JFAC wants to empower women in the Jordanian music industry

(Photo: Freepik)
AMMAN — Mais Sahli founded the Jordanian Female Artist Collective (JFAC) after she noticed a lack women in the music industry in Jordan. So, she began contacting female artists that she knew and told them about her project. In September 2019, JFAC became a reality, and now hosts a diverse and powerful group of women who want to make their mark on the music industry.اضافة اعلان

“This project is locally based and it happened through our efforts; it is not funded from anywhere else, and it is the first of its kind in Jordan,” Sahli, said in an Interview with Jordan News.

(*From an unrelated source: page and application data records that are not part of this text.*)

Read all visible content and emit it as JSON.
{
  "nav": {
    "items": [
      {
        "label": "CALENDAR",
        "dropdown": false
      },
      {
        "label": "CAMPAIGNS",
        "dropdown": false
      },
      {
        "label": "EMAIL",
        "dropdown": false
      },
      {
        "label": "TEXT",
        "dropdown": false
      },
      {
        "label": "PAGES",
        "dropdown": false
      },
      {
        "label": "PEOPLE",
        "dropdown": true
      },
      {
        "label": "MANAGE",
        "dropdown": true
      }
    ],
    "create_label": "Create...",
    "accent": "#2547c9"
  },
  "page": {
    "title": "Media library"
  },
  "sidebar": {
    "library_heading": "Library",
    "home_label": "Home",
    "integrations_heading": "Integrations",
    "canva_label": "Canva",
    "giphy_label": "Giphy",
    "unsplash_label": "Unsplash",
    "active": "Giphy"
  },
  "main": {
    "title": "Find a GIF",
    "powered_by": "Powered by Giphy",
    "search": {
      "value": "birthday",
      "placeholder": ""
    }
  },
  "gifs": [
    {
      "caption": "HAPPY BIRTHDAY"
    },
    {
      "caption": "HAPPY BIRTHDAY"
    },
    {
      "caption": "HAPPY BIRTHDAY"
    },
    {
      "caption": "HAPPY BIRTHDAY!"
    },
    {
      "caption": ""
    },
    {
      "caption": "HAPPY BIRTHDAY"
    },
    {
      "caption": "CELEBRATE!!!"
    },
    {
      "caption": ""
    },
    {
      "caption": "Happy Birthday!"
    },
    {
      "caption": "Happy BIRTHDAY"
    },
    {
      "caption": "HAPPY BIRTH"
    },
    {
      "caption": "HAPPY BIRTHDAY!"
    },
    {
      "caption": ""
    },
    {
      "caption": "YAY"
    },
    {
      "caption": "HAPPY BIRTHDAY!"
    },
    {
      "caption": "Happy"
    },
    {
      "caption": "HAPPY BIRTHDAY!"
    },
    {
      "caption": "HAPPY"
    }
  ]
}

Jordanian Female Artist Collective (Photos: Handout from Mais Sahli)

JFAC now counts 18 members among its ranks, with artists belonging to different musical backgrounds.

Each musician had a story to tell when they first joined, Sahli said. But one common theme coming from most artists was a lack of support.

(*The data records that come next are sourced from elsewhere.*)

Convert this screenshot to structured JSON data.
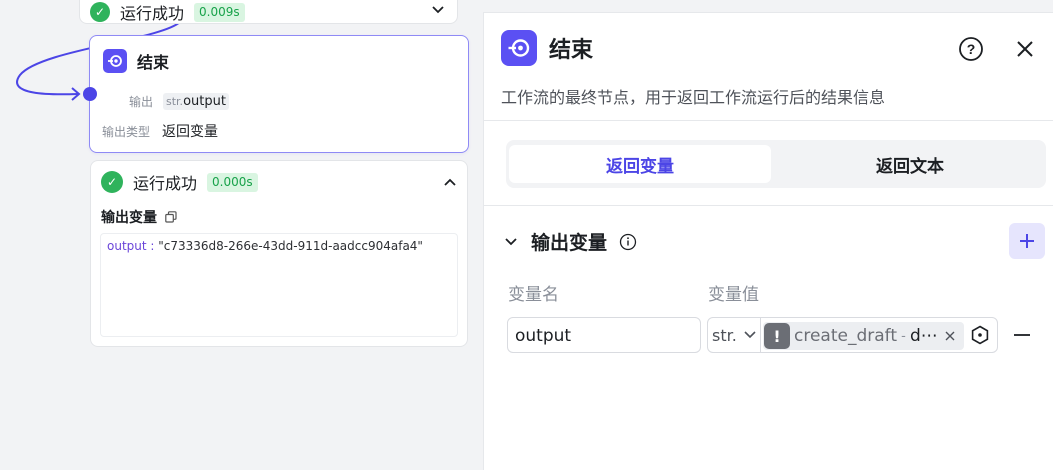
{
  "canvas": {
    "top_node": {
      "status": "运行成功",
      "time": "0.009s"
    },
    "end_node": {
      "title": "结束",
      "output_label": "输出",
      "output_type_badge": "str.",
      "output_name": "output",
      "output_type_label": "输出类型",
      "output_type_value": "返回变量"
    },
    "result_node": {
      "status": "运行成功",
      "time": "0.000s",
      "section_title": "输出变量",
      "output_key": "output : ",
      "output_value": "\"c73336d8-266e-43dd-911d-aadcc904afa4\""
    }
  },
  "panel": {
    "title": "结束",
    "description": "工作流的最终节点，用于返回工作流运行后的结果信息",
    "tabs": [
      {
        "label": "返回变量",
        "active": true
      },
      {
        "label": "返回文本",
        "active": false
      }
    ],
    "section_title": "输出变量",
    "col_name": "变量名",
    "col_value": "变量值",
    "row": {
      "name": "output",
      "type": "str.",
      "ref_source": "create_draft",
      "ref_sep": " - ",
      "ref_var": "d⋯"
    },
    "colors": {
      "accent": "#4c45e6",
      "success": "#2fb35c"
    }
  }
}
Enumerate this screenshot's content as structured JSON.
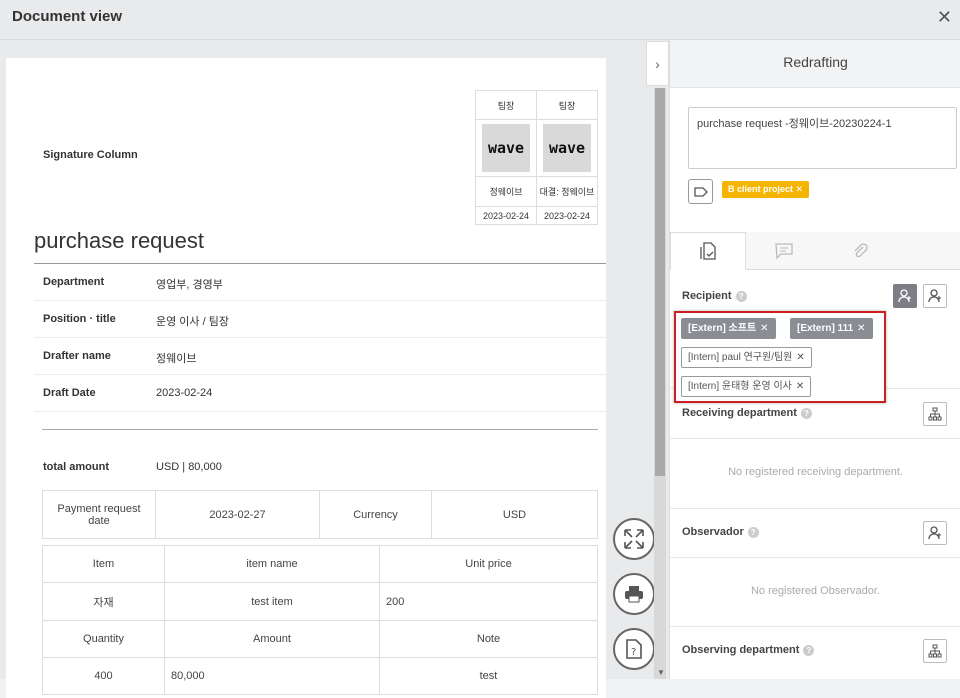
{
  "window": {
    "title": "Document view",
    "close_icon": "close-icon"
  },
  "document": {
    "signature": {
      "label": "Signature Column",
      "columns": [
        {
          "role": "팀장",
          "stamp": "wave",
          "name": "정웨이브",
          "date": "2023-02-24"
        },
        {
          "role": "팀장",
          "stamp": "wave",
          "name": "대결: 정웨이브",
          "date": "2023-02-24"
        }
      ]
    },
    "title": "purchase request",
    "fields": [
      {
        "key": "Department",
        "value": "영업부, 경영부"
      },
      {
        "key": "Position · title",
        "value": "운영 이사 / 팀장"
      },
      {
        "key": "Drafter name",
        "value": "정웨이브"
      },
      {
        "key": "Draft Date",
        "value": "2023-02-24"
      }
    ],
    "total": {
      "key": "total amount",
      "value": "USD | 80,000"
    },
    "payment": {
      "label": "Payment request date",
      "date": "2023-02-27",
      "currency_label": "Currency",
      "currency": "USD"
    },
    "items": {
      "headers": [
        "Item",
        "item name",
        "Unit price"
      ],
      "row1": [
        "자재",
        "test item",
        "200"
      ],
      "headers2": [
        "Quantity",
        "Amount",
        "Note"
      ],
      "row2": [
        "400",
        "80,000",
        "test"
      ]
    }
  },
  "panel": {
    "title": "Redrafting",
    "subject": "purchase request -정웨이브-20230224-1",
    "tag": "B client project",
    "recipient": {
      "label": "Recipient",
      "chips": [
        "[Extern] 소프트",
        "[Extern] 111",
        "[Intern] paul 연구원/팀원",
        "[Intern] 윤태형 운영 이사"
      ]
    },
    "receiving": {
      "label": "Receiving department",
      "empty": "No registered receiving department."
    },
    "observer": {
      "label": "Observador",
      "empty": "No registered Observador."
    },
    "observing": {
      "label": "Observing department"
    }
  },
  "colors": {
    "tag": "#f5b400",
    "highlight": "#cc1f24",
    "ext_chip": "#8b8d94"
  }
}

The goal of JFAC is to have an open space where female artists can feel empowered, which helps the music industry produce original content through a women’s perspective, Sahli said. “It is noticeable, especially in the indie scene, that the majority of artists are guys which is amazing, but we need female voices and touches because the music industry in Jordan is growing,” she added.

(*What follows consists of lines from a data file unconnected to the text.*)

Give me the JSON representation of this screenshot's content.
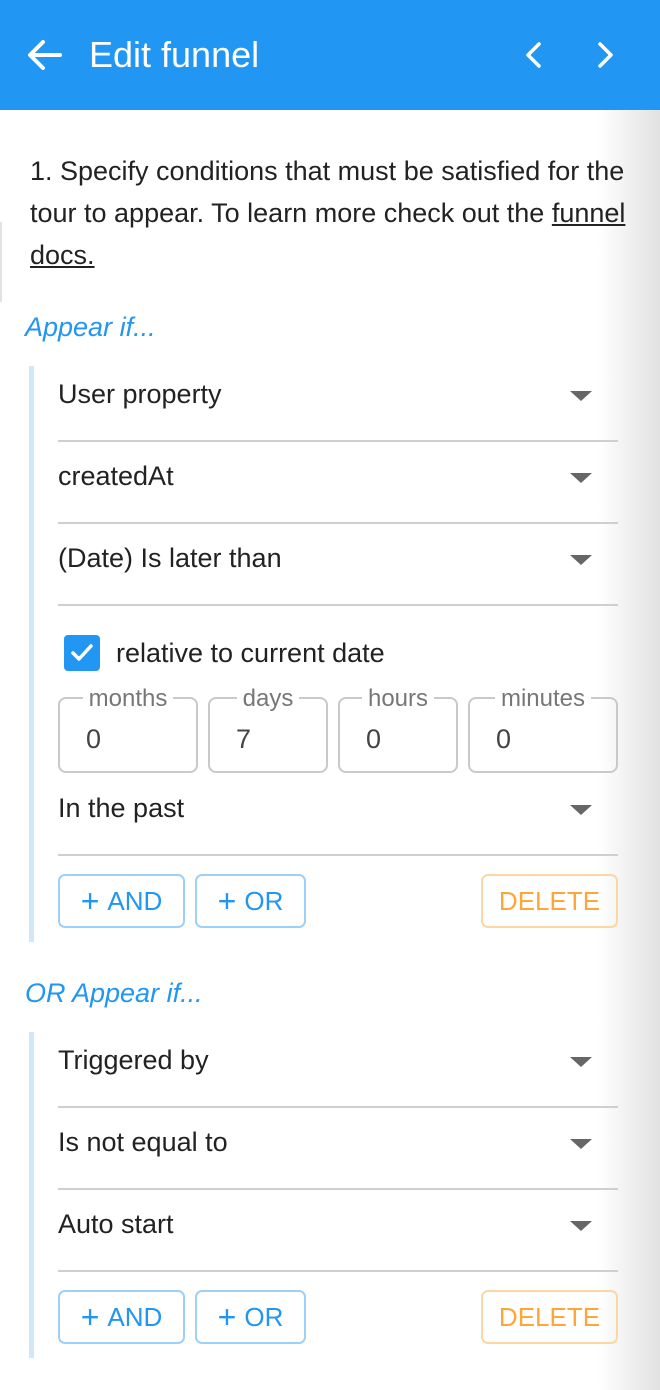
{
  "header": {
    "title": "Edit funnel"
  },
  "intro": {
    "text": "1. Specify conditions that must be satisfied for the tour to appear. To learn more check out the",
    "link": "funnel docs."
  },
  "groups": [
    {
      "title": "Appear if...",
      "rows": [
        {
          "value": "User property"
        },
        {
          "value": "createdAt"
        },
        {
          "value": "(Date) Is later than"
        }
      ],
      "relative": {
        "checked": true,
        "label": "relative to current date",
        "fields": [
          {
            "label": "months",
            "value": "0"
          },
          {
            "label": "days",
            "value": "7"
          },
          {
            "label": "hours",
            "value": "0"
          },
          {
            "label": "minutes",
            "value": "0"
          }
        ],
        "direction": "In the past"
      },
      "buttons": {
        "and": "AND",
        "or": "OR",
        "plus": "+",
        "delete": "DELETE"
      }
    },
    {
      "title": "OR Appear if...",
      "rows": [
        {
          "value": "Triggered by"
        },
        {
          "value": "Is not equal to"
        },
        {
          "value": "Auto start"
        }
      ],
      "buttons": {
        "and": "AND",
        "or": "OR",
        "plus": "+",
        "delete": "DELETE"
      }
    }
  ],
  "colors": {
    "primary": "#2196f3",
    "group_bar": "#cfe7f8",
    "delete": "#ffa63a",
    "divider": "#cfcfcf"
  }
}
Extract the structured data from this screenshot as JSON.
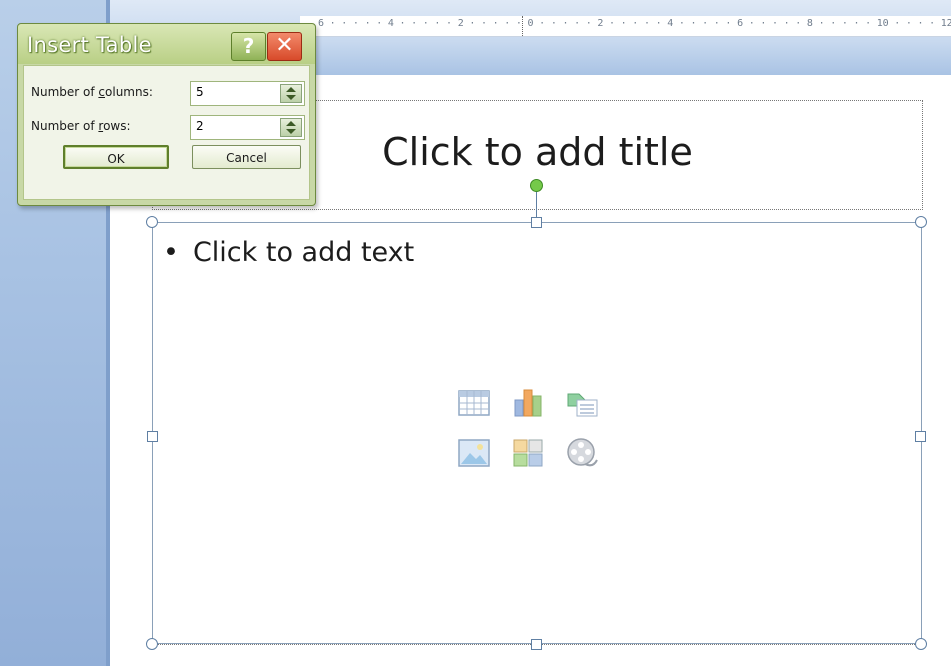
{
  "ruler": {
    "text": "6 · · · · · 4 · · · · · 2 · · · · · 0 · · · · · 2 · · · · · 4 · · · · · 6 · · · · · 8 · · · · · 10 · · · · 12"
  },
  "slide": {
    "title_placeholder": "Click to add title",
    "bullet": "•",
    "content_placeholder": "Click to add text"
  },
  "content_icons": [
    {
      "name": "insert-table-icon"
    },
    {
      "name": "insert-chart-icon"
    },
    {
      "name": "insert-smartart-icon"
    },
    {
      "name": "insert-picture-icon"
    },
    {
      "name": "insert-clipart-icon"
    },
    {
      "name": "insert-media-icon"
    }
  ],
  "dialog": {
    "title": "Insert Table",
    "help_label": "?",
    "close_label": "✕",
    "columns_label_pre": "Number of ",
    "columns_label_key": "c",
    "columns_label_post": "olumns:",
    "columns_value": "5",
    "rows_label_pre": "Number of ",
    "rows_label_key": "r",
    "rows_label_post": "ows:",
    "rows_value": "2",
    "ok_label": "OK",
    "cancel_label": "Cancel"
  },
  "colors": {
    "dialog_frame": "#c8d8a6",
    "close_button": "#d84a2a",
    "rotation_handle": "#75c94a"
  }
}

Jordanian Female Artist Collective (Photos: Handout from Mais Sahli)

JFAC essentially provides musicians with support and sheds light on female artists and the collective as a whole. When COVID-19 forced the country to impose lockdowns, the collective held Zoom meetings, and even established an online platform called LiveMusic Jo. 

The platform allows artists from Jordan and around the world to conduct performances to help people at a time when social distancing is putting a hamper on concerts. 

Jordanian Female Artist Collective (Photos: Handout from Mais Sahli)

Towards the end of 2020, the collective had a chance to play together for the first time since JFAC was established at the Jazz Festival which streamed live. During the festival, they performed a 14-minute jazz medley, Sahli said.

JFAC also holds master classes that its members have joined to share knowledge and tips on songwriting and how to use social media to their advantage. However, Sahli stressed that “We are not a training institution that brings artists to train them. JFAC’s main goal is to produce music.”

Jordanian Female Artist Collective (Photos: Handout from Mais Sahli)

Moreover, young artists can join the collective, practice, and produce music, depending on their talent level, which instruments they play, and their musical knowledge. 

At the moment the collective does not have a specific location or office and meets in different places to practice based on what they plan to do. Sahli said that finding funding that allows them to keep their independence and remain a Jordanian project is another challenge. 

Jordanian Female Artist Collective (Photos: Handout from Mais Sahli)

 “The overall experience is interesting and I won’t lose hope as I can find my way around the challenges,” Sahli said. The collective is currently preparing new tracks to be released at the beginning of next year. “Meanwhile, JFAC is working on the process of writing original songs together,” Sahli said.

Read more Music